■ WORK TO COMPLETE ■
An exact copy of all the data below is needed.
*** DATA SHOWN ***
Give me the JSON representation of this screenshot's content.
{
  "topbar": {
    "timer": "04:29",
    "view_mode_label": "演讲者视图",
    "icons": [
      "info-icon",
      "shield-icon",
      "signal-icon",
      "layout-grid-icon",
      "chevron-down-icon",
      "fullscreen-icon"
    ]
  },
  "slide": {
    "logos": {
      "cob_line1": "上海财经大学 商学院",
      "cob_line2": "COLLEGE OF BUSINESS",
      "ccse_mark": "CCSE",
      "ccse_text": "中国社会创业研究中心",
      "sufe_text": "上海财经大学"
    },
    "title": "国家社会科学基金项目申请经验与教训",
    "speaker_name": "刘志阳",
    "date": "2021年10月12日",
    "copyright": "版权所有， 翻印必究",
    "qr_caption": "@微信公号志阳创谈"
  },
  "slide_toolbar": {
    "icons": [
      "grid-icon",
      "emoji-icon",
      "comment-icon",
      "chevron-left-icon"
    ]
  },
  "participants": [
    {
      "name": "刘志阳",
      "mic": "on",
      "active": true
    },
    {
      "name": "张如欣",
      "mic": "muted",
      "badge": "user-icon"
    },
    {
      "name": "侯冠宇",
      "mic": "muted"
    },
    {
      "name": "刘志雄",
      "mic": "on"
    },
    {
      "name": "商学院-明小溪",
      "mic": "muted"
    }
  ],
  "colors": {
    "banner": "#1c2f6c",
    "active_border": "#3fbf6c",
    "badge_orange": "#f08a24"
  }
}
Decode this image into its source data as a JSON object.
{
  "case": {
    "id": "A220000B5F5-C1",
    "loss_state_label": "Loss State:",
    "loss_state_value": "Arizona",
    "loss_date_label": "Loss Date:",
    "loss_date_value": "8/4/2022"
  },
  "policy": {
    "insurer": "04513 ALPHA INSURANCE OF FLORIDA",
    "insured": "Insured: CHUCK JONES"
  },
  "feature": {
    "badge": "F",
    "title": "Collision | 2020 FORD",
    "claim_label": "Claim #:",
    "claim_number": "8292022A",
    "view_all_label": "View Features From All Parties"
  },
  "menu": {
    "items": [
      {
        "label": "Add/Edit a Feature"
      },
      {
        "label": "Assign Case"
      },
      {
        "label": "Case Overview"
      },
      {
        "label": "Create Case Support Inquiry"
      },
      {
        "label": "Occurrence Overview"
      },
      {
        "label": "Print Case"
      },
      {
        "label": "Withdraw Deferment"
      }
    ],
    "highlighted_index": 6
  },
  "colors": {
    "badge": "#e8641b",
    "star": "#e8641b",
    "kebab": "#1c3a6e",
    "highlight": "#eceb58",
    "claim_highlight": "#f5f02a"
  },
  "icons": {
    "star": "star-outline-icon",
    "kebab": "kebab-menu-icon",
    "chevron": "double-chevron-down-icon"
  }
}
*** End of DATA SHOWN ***
■ OUTPUT FOR THIS TASK ■
Give me the JSON representation of this screenshot's content.
{
  "topbar": {
    "timer": "04:29",
    "view_mode_label": "演讲者视图",
    "icons": [
      "info-icon",
      "shield-icon",
      "signal-icon",
      "layout-grid-icon",
      "chevron-down-icon",
      "fullscreen-icon"
    ]
  },
  "slide": {
    "logos": {
      "cob_line1": "上海财经大学 商学院",
      "cob_line2": "COLLEGE OF BUSINESS",
      "ccse_mark": "CCSE",
      "ccse_text": "中国社会创业研究中心",
      "sufe_text": "上海财经大学"
    },
    "title": "国家社会科学基金项目申请经验与教训",
    "speaker_name": "刘志阳",
    "date": "2021年10月12日",
    "copyright": "版权所有， 翻印必究",
    "qr_caption": "@微信公号志阳创谈"
  },
  "slide_toolbar": {
    "icons": [
      "grid-icon",
      "emoji-icon",
      "comment-icon",
      "chevron-left-icon"
    ]
  },
  "participants": [
    {
      "name": "刘志阳",
      "mic": "on",
      "active": true
    },
    {
      "name": "张如欣",
      "mic": "muted",
      "badge": "user-icon"
    },
    {
      "name": "侯冠宇",
      "mic": "muted"
    },
    {
      "name": "刘志雄",
      "mic": "on"
    },
    {
      "name": "商学院-明小溪",
      "mic": "muted"
    }
  ],
  "colors": {
    "banner": "#1c2f6c",
    "active_border": "#3fbf6c",
    "badge_orange": "#f08a24"
  }
}
Decode this image into its source data as a JSON object.
{
  "case": {
    "id": "A220000B5F5-C1",
    "loss_state_label": "Loss State:",
    "loss_state_value": "Arizona",
    "loss_date_label": "Loss Date:",
    "loss_date_value": "8/4/2022"
  },
  "policy": {
    "insurer": "04513 ALPHA INSURANCE OF FLORIDA",
    "insured": "Insured: CHUCK JONES"
  },
  "feature": {
    "badge": "F",
    "title": "Collision | 2020 FORD",
    "claim_label": "Claim #:",
    "claim_number": "8292022A",
    "view_all_label": "View Features From All Parties"
  },
  "menu": {
    "items": [
      {
        "label": "Add/Edit a Feature"
      },
      {
        "label": "Assign Case"
      },
      {
        "label": "Case Overview"
      },
      {
        "label": "Create Case Support Inquiry"
      },
      {
        "label": "Occurrence Overview"
      },
      {
        "label": "Print Case"
      },
      {
        "label": "Withdraw Deferment"
      }
    ],
    "highlighted_index": 6
  },
  "colors": {
    "badge": "#e8641b",
    "star": "#e8641b",
    "kebab": "#1c3a6e",
    "highlight": "#eceb58",
    "claim_highlight": "#f5f02a"
  },
  "icons": {
    "star": "star-outline-icon",
    "kebab": "kebab-menu-icon",
    "chevron": "double-chevron-down-icon"
  }
}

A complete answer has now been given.